*Task prompt*.
Keep every line in which "Security" occurs and drop the rest of the data.

[Items from a dataset]
╔══

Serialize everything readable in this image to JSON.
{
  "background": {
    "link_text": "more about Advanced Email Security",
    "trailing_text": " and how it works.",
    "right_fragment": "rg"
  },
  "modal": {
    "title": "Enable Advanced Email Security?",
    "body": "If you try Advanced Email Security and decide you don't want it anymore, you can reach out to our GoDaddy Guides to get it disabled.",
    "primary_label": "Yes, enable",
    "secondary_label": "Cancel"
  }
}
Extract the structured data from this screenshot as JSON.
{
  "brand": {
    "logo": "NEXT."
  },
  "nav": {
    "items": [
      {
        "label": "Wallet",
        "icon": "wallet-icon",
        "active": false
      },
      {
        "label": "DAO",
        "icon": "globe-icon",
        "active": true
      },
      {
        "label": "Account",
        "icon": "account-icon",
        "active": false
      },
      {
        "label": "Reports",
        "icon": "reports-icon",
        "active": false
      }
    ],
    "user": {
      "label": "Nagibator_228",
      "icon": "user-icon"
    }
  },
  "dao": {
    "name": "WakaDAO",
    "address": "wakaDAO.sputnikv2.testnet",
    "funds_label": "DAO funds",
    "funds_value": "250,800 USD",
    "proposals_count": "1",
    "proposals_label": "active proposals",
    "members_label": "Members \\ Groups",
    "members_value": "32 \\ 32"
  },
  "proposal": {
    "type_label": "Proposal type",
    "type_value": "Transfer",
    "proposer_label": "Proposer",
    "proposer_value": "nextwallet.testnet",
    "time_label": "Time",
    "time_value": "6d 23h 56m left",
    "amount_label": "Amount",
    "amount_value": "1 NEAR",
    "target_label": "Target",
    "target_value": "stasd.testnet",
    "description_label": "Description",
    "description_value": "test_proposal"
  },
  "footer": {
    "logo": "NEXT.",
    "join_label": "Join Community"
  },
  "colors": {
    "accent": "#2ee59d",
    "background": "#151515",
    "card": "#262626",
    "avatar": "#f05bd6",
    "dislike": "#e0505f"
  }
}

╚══

*Response box*.
    "link_text": "more about Advanced Email Security",
    "title": "Enable Advanced Email Security?",
    "body": "If you try Advanced Email Security and decide you don't want it anymore, you can reach out to our GoDaddy Guides to get it disabled.",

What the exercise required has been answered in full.